What to do – What is wanted is an exact copy of all the entries.

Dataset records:
+===+
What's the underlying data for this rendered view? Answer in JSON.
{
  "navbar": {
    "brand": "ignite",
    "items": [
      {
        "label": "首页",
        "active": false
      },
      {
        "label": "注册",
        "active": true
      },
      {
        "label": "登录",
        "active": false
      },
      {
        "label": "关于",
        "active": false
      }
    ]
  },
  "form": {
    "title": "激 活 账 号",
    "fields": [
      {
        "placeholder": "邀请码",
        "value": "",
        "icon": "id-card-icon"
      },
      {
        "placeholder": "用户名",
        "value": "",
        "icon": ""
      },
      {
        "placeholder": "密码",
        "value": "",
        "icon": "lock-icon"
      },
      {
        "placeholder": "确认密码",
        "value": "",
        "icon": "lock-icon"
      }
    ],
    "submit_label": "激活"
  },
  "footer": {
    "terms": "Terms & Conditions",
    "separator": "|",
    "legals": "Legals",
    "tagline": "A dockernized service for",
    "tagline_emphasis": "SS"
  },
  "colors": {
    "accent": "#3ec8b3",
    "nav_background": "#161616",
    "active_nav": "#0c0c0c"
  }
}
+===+
Your response –
What's the underlying data for this rendered view? Answer in JSON.
{
  "navbar": {
    "brand": "ignite",
    "items": [
      {
        "label": "首页",
        "active": false
      },
      {
        "label": "注册",
        "active": true
      },
      {
        "label": "登录",
        "active": false
      },
      {
        "label": "关于",
        "active": false
      }
    ]
  },
  "form": {
    "title": "激 活 账 号",
    "fields": [
      {
        "placeholder": "邀请码",
        "value": "",
        "icon": "id-card-icon"
      },
      {
        "placeholder": "用户名",
        "value": "",
        "icon": ""
      },
      {
        "placeholder": "密码",
        "value": "",
        "icon": "lock-icon"
      },
      {
        "placeholder": "确认密码",
        "value": "",
        "icon": "lock-icon"
      }
    ],
    "submit_label": "激活"
  },
  "footer": {
    "terms": "Terms & Conditions",
    "separator": "|",
    "legals": "Legals",
    "tagline": "A dockernized service for",
    "tagline_emphasis": "SS"
  },
  "colors": {
    "accent": "#3ec8b3",
    "nav_background": "#161616",
    "active_nav": "#0c0c0c"
  }
}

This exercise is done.